The path to a world without war is possible
By Goldwin Emerson email@example.com London Free Press March 2, 2011
When asked if wars are inevitable many people say, “Yes, we’ve always had wars and we always will.” Unfortunately, a “yes” answer to this question may be a self-fulfilling prophesy. As long as we fail to have an ethical vision of how we can get along without wars, they are likely to remain as one of our ways of attempting to “settle” disputes.
If we can imagine other means of resolving disputes, we can consider new avenues of thought and new hopes for a peaceful future. An enlarged perspective and flexibility can play important roles in eliminating many of the conflicts which in the past led to war.
Let us begin by restoring confidence in international organizations such as the United Nations. In the past thirty years, faith in the UN has been replaced by trust in military alliances such as the North American Treaty Organization (NATO) or smaller partnerships which work for the welfare of a few powerful trading nations such as those within the G8 or G20 group. These organizations are more likely to be concerned with trade, security, military strength, and economic advantage for the comparatively few nations involved than searching for a global vision which includes the welfare of the whole planet. War or extraordinary preparations for war overwhelm considerations for the environment, global warming, decreasing arable land, starvation, loss of species, pollution of our oceans, diminishing forests, scarcity of water, poor air quality, and decreased natural resources.
Religion can, and often does, play influential roles in bringing ethical perspectives to global disputes. In the best cases, moral principles of justice, fairness, and equity, are presented by enlightened leaders. Unfortunately, the best efforts of religion are sometimes diminished by internal disputes and divisions. Many wars have arisen from narrow theological perspectives and inter-religious conflict, not only throughout history, but in modern times.
Military forces sometimes play a mixed role, especially in the past. But the countries most likely to start a war are those who see themselves most likely to win a war. Smaller, poorly equipped countries are less likely to start wars even though their grievances may be greater because of hunger, lack of health care, scarcity of jobs, and fewer resources.
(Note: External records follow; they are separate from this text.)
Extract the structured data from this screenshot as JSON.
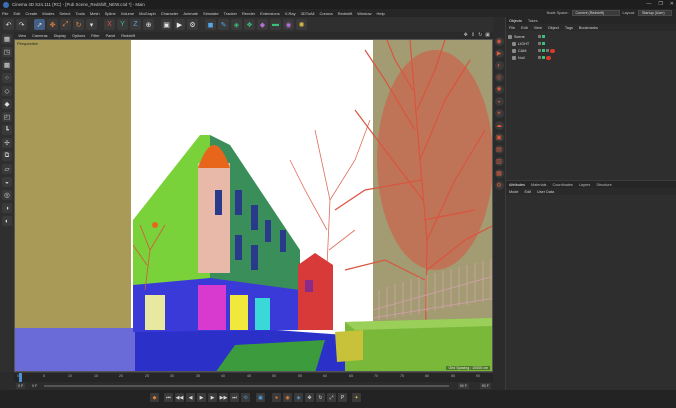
{
  "titlebar": {
    "title": "Cinema 4D S24.111 (RC) - [Pub Scene_Redshift_NEW.c4d *] - Main",
    "controls": [
      "—",
      "❐",
      "✕"
    ]
  },
  "menubar": {
    "items": [
      "File",
      "Edit",
      "Create",
      "Modes",
      "Select",
      "Tools",
      "Mesh",
      "Spline",
      "Volume",
      "MoGraph",
      "Character",
      "Animate",
      "Simulate",
      "Tracker",
      "Render",
      "Extensions",
      "V-Ray",
      "3DToAll",
      "Corona",
      "Redshift",
      "Window",
      "Help"
    ],
    "node_space_label": "Node Space:",
    "node_space_value": "Current (Redshift)",
    "layout_label": "Layout:",
    "layout_value": "Startup (User)"
  },
  "toolbar": {
    "icons": [
      "undo-icon",
      "redo-icon",
      "select-icon",
      "move-icon",
      "scale-icon",
      "rotate-icon",
      "recent-tool-icon",
      "x-axis-icon",
      "y-axis-icon",
      "z-axis-icon",
      "coord-system-icon",
      "render-region-icon",
      "render-view-icon",
      "render-settings-icon",
      "cube-icon",
      "pen-icon",
      "subdivision-icon",
      "cloner-icon",
      "deformer-icon",
      "floor-icon",
      "camera-icon",
      "light-icon"
    ]
  },
  "viewport": {
    "menu": [
      "View",
      "Cameras",
      "Display",
      "Options",
      "Filter",
      "Panel",
      "Redshift"
    ],
    "label": "Perspective",
    "grid_spacing": "Grid Spacing : 10000 cm"
  },
  "timeline": {
    "ticks": [
      "0",
      "5",
      "10",
      "15",
      "20",
      "25",
      "30",
      "35",
      "40",
      "45",
      "50",
      "55",
      "60",
      "65",
      "70",
      "75",
      "80",
      "85",
      "90"
    ],
    "frame_start": "0 F",
    "frame_current": "0 F",
    "frame_end": "90 F",
    "frame_end2": "90 F"
  },
  "objects_panel": {
    "tabs": [
      "Objects",
      "Takes"
    ],
    "menu": [
      "File",
      "Edit",
      "View",
      "Object",
      "Tags",
      "Bookmarks"
    ],
    "rows": [
      {
        "name": "Scene",
        "indent": 0
      },
      {
        "name": "LIGHT",
        "indent": 1
      },
      {
        "name": "CAM",
        "indent": 1
      },
      {
        "name": "Null",
        "indent": 1
      }
    ]
  },
  "attributes_panel": {
    "tabs": [
      "Attributes",
      "Materials",
      "Coordinates",
      "Layers",
      "Structure"
    ],
    "menu": [
      "Mode",
      "Edit",
      "User Data"
    ]
  },
  "colors": {
    "accent": "#4a90d9",
    "tag_red": "#d83a2a",
    "building_orange": "#e8661c",
    "tree_red": "#d9543f"
  }
}
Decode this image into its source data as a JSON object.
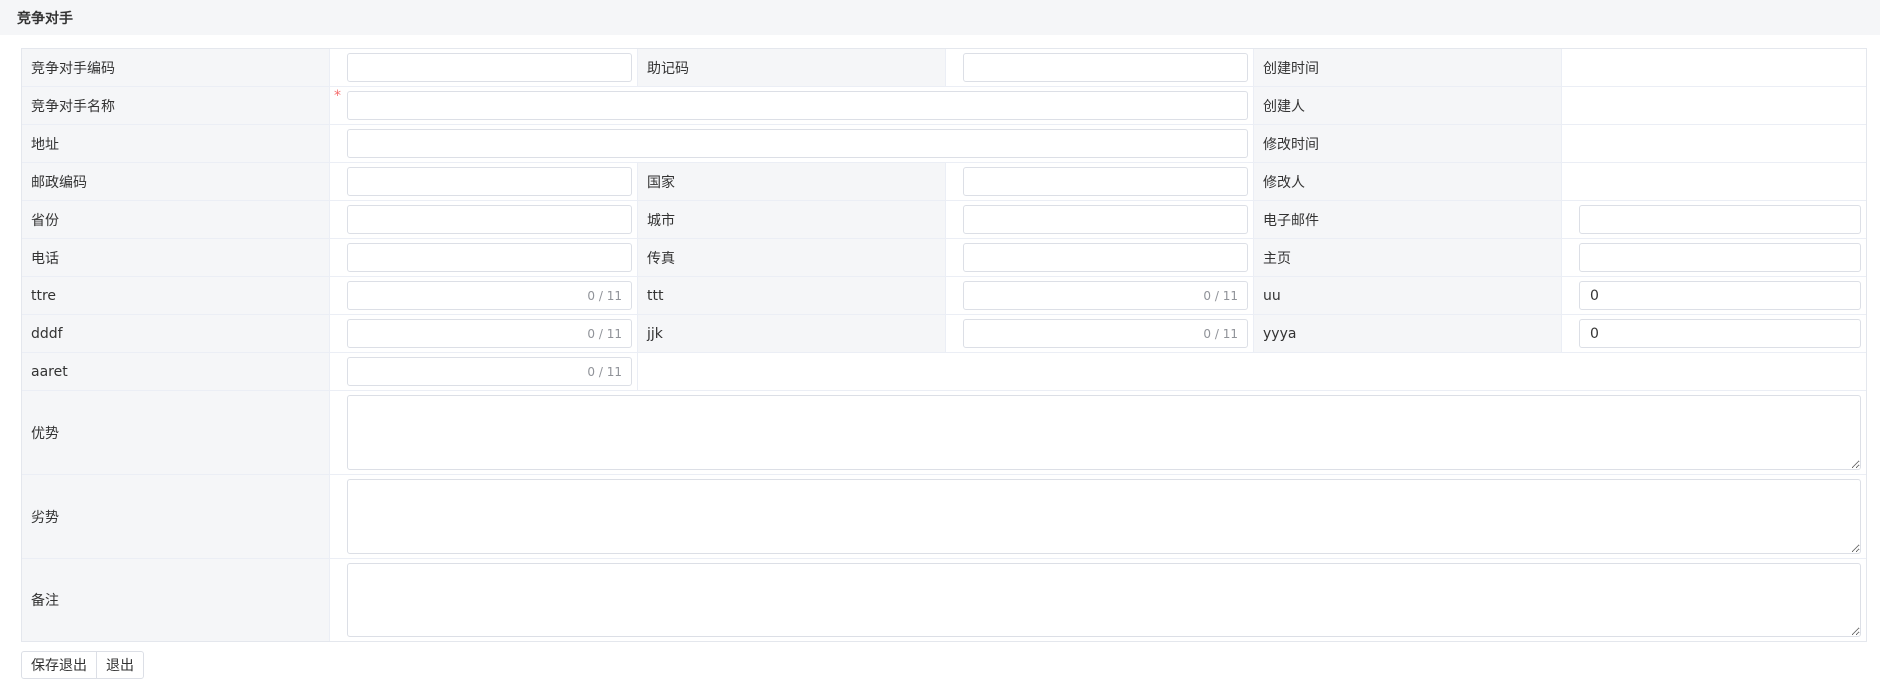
{
  "page": {
    "title": "竞争对手"
  },
  "form": {
    "code_label": "竞争对手编码",
    "mnemonic_label": "助记码",
    "created_time_label": "创建时间",
    "name_label": "竞争对手名称",
    "required_mark": "*",
    "creator_label": "创建人",
    "address_label": "地址",
    "modified_time_label": "修改时间",
    "postal_code_label": "邮政编码",
    "country_label": "国家",
    "modifier_label": "修改人",
    "province_label": "省份",
    "city_label": "城市",
    "email_label": "电子邮件",
    "phone_label": "电话",
    "fax_label": "传真",
    "homepage_label": "主页",
    "ttre_label": "ttre",
    "ttre_counter": "0 / 11",
    "ttt_label": "ttt",
    "ttt_counter": "0 / 11",
    "uu_label": "uu",
    "uu_value": "0",
    "dddf_label": "dddf",
    "dddf_counter": "0 / 11",
    "jjk_label": "jjk",
    "jjk_counter": "0 / 11",
    "yyya_label": "yyya",
    "yyya_value": "0",
    "aaret_label": "aaret",
    "aaret_counter": "0 / 11",
    "advantage_label": "优势",
    "disadvantage_label": "劣势",
    "remark_label": "备注"
  },
  "buttons": {
    "save_exit": "保存退出",
    "exit": "退出"
  }
}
Ideally, political leaders should act as statesmen. Doing so enables them to envision peaceful solutions. Yet, there is much about politics that makes it a competitive enterprise. This is just as true for the aggressive side of capitalist systems as for communist systems. Each system works most effectively in its own interests when the economy is growing, when resources are plentiful, when citizens are proud of the successes of their own country, and when people experience patriotism sometimes resulting in feelings of superiority over citizens of other countries. While their own approach may appear to be working well, at least for the leaders of each political system, unfortunately it does not promote peace and understanding among nations.
The more we think of world disputes, the more the need for sound ethical principles becomes evident. To solve big problems we need to think more clearly about the needs of others. Doctors Without Borders, an organization that cares about global health, reports that approximately one-seventh of the world’s population is starving. This is a huge problem. Its solution begins with the ethical principles of caring and sharing.
If developing countries need nuclear power for energy and medical research, asking for our cooperation seems to be a fair request. It is also a request that the co-operation of under-developed nations can support. The ethical principle of trust in our fellow humans could occur much easier if international inspection teams have access to all countries, including those of the more powerful nuclear nations.
The first step to learning to live without wars is to believe that this goal is possible. To believe that, we need an ethical vision of how the world might function at its best. That vision can begin through promoting ethical principles of truth, justice, compassion, sharing, and equity. In the words of President Obama, “War is never glorious. It’s a manifestation of human folly.” Peaceful solutions to international human-made problems are surely not beyond the intelligence of humankind.